How is air pollution measured?
There are two distinct types of air pollution monitoring generally in use - non-automatic and automatic.
Non-automatic monitoring methods are often cheaper and easier to operate, and generally involve placing a special
tube in a location for 2-4 weeks and then sending it to a laboratory for chemical analysis. This method only provides one
value for the whole of time it was in place, and there is also a delay in producing the measurements.
Automatic methods are more accurate and have better time resolution, typically providing a reading every 15 minutes.
Automatic methods involve the use of electronic recording and analysis.
The London Air Quality Network consists of automatic equipment in fixed cabins.
This allows us to obtain a long history of measurement with the same equipment at the same location.
Air is drawn into specialist equipment from a chosen location at about the breathing height.
Data is then downloaded to the Environmental Research Group (ERG) at
Imperial College London, before being disseminated to the public in many different ways.
The network uses reference equipment that is maintained to strict quality procedures to ensure reliable results.
Recent advances in small sensors offer of exciting
opportunities for citizen science and for people to measure their own pollution exposure.

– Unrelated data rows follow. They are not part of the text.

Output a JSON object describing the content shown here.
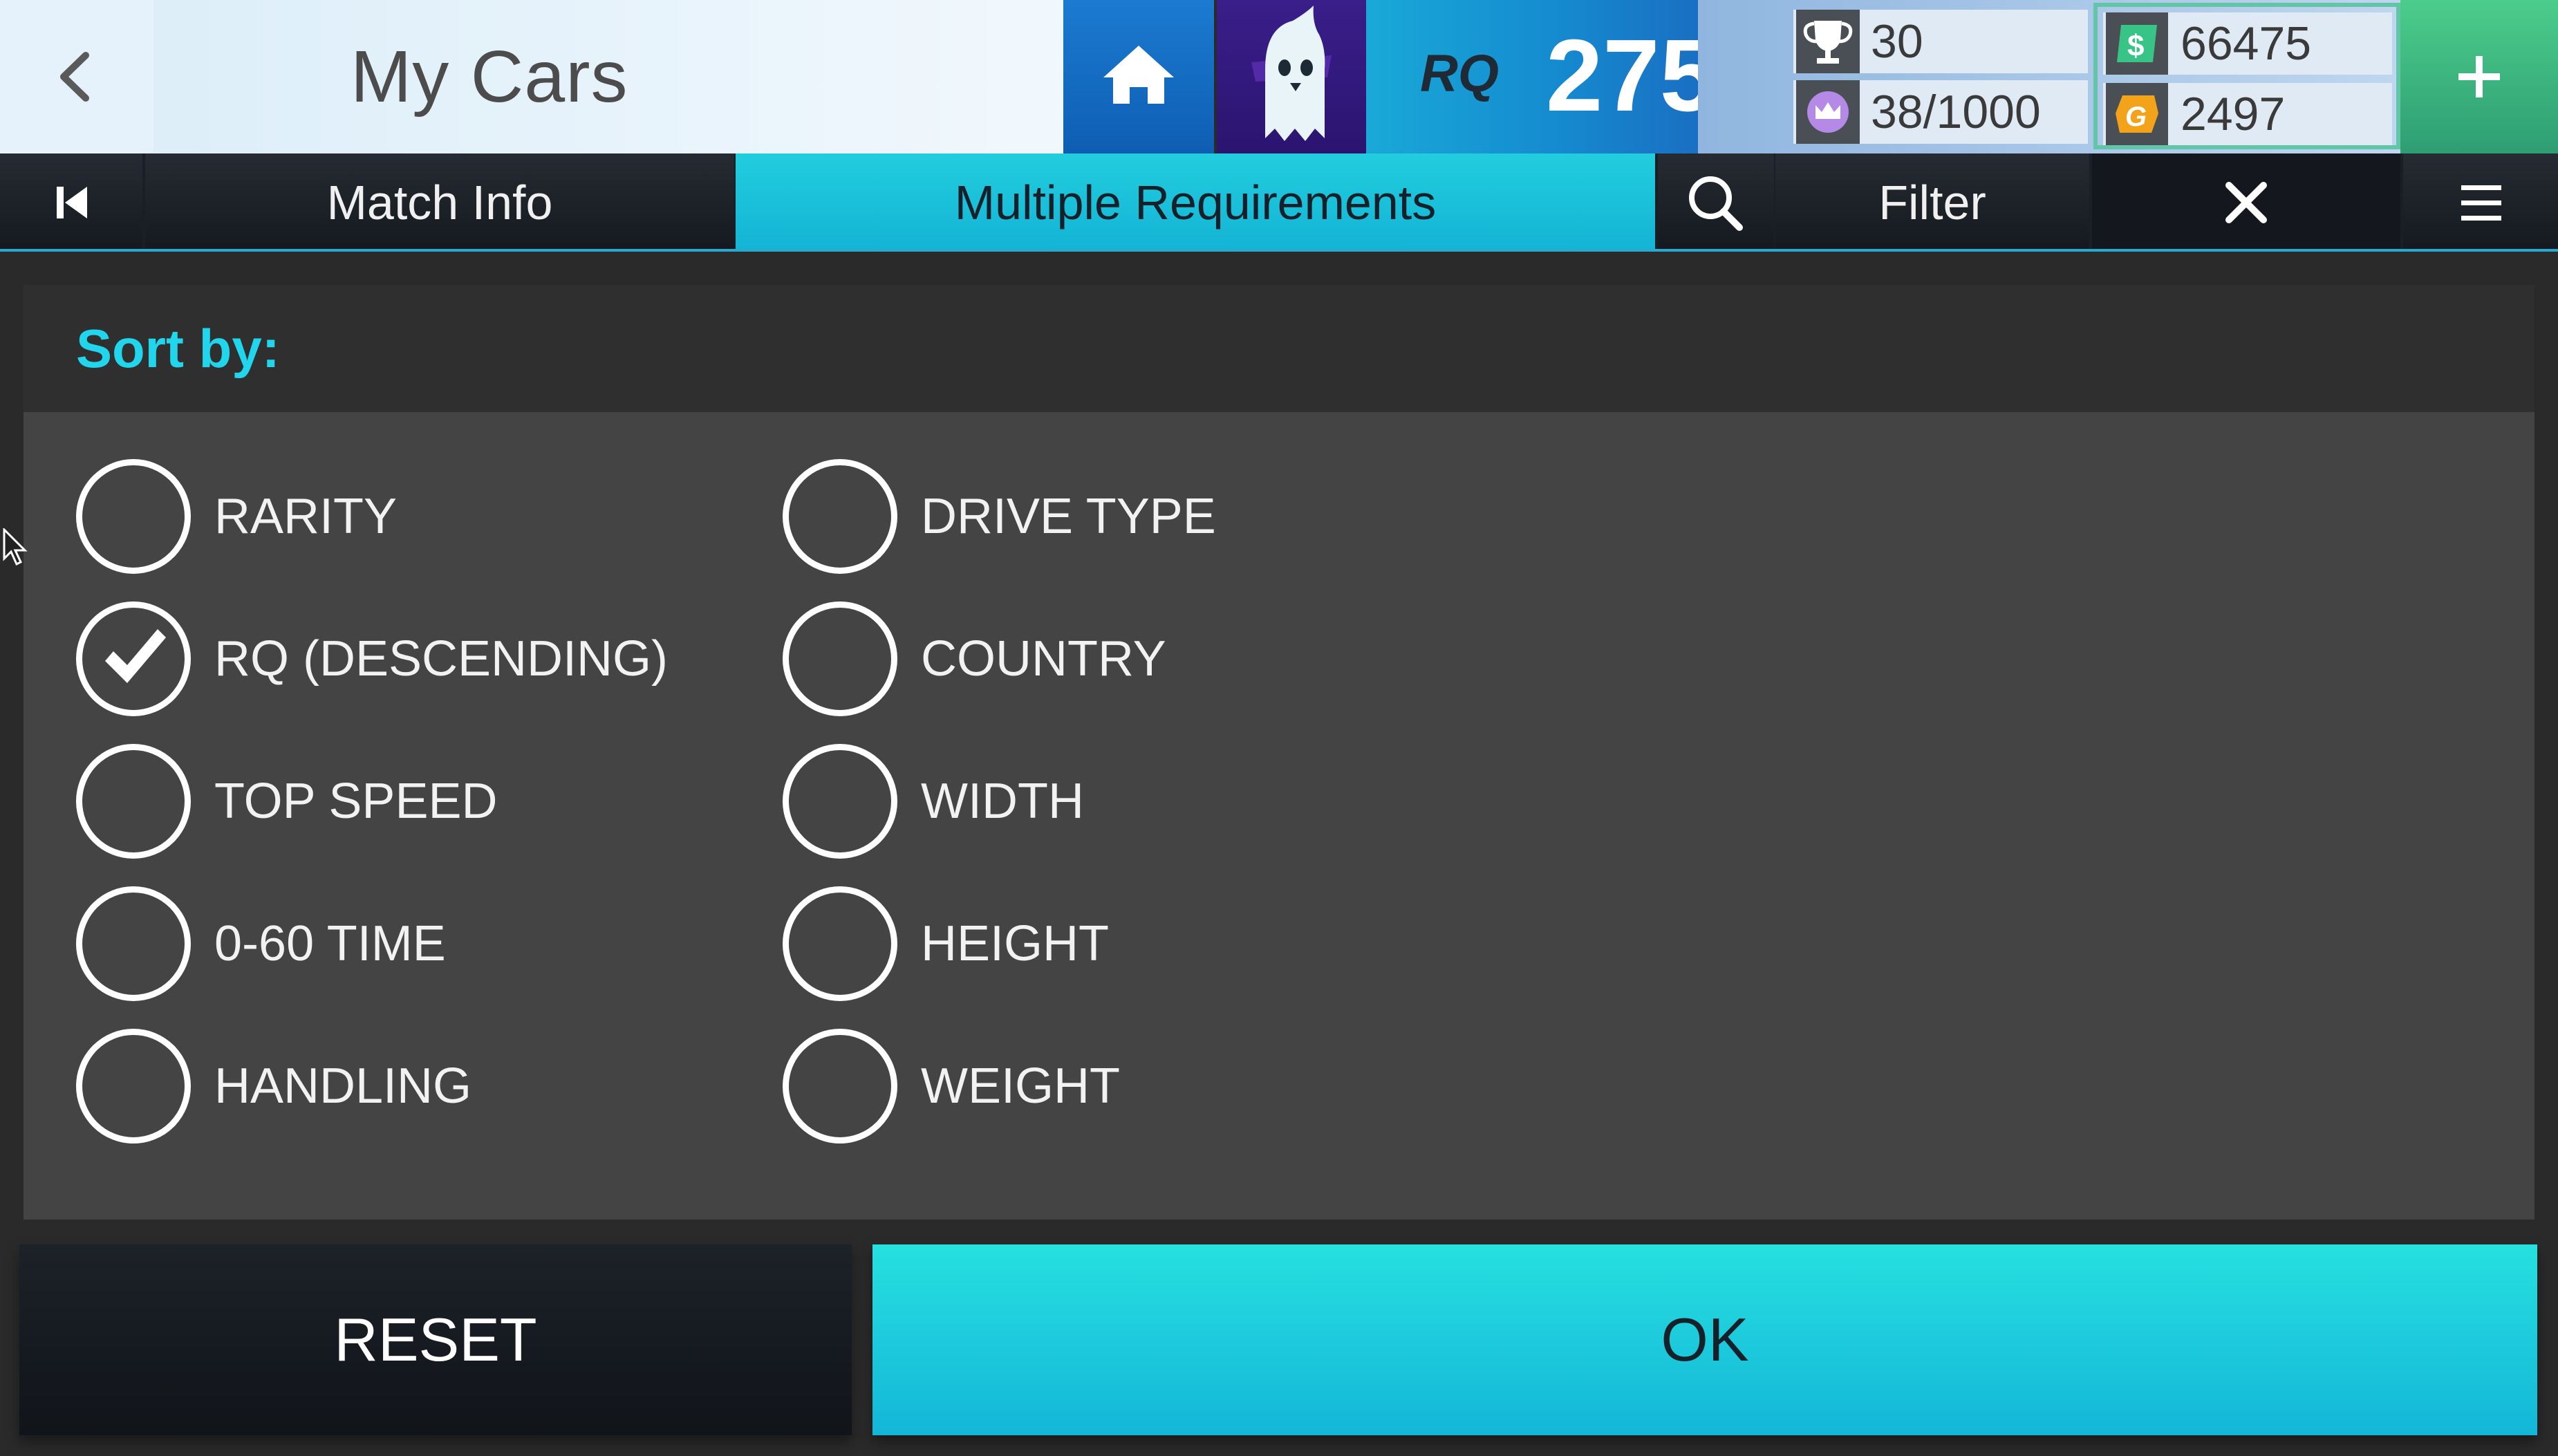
{
  "header": {
    "title": "My Cars",
    "rq_logo": "RQ",
    "rq_value": "275",
    "trophies": "30",
    "crowns": "38/1000",
    "cash": "66475",
    "gold": "2497",
    "icons": [
      "back-icon",
      "home-icon",
      "avatar-ghost",
      "trophy-icon",
      "crown-icon",
      "cash-icon",
      "gold-icon",
      "plus-icon"
    ]
  },
  "tabs": {
    "match_info": "Match Info",
    "multiple_requirements": "Multiple Requirements",
    "filter": "Filter",
    "icons": [
      "skip-back-icon",
      "search-icon",
      "close-icon",
      "menu-icon"
    ]
  },
  "sort": {
    "title": "Sort by:",
    "left_options": [
      {
        "label": "RARITY",
        "checked": false
      },
      {
        "label": "RQ (DESCENDING)",
        "checked": true
      },
      {
        "label": "TOP SPEED",
        "checked": false
      },
      {
        "label": "0-60 TIME",
        "checked": false
      },
      {
        "label": "HANDLING",
        "checked": false
      }
    ],
    "right_options": [
      {
        "label": "DRIVE TYPE",
        "checked": false
      },
      {
        "label": "COUNTRY",
        "checked": false
      },
      {
        "label": "WIDTH",
        "checked": false
      },
      {
        "label": "HEIGHT",
        "checked": false
      },
      {
        "label": "WEIGHT",
        "checked": false
      }
    ]
  },
  "buttons": {
    "reset": "RESET",
    "ok": "OK"
  },
  "colors": {
    "accent_cyan": "#21d6ec",
    "ok_button": "#1fcde0",
    "panel": "#444444",
    "header_blue": "#1589cf",
    "plus_green": "#3fb783"
  }
}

However these sensors are normally based on technologies
that were first developed for workplaces and they can give misleading results when used to measure the pollution that we experience in everyday London .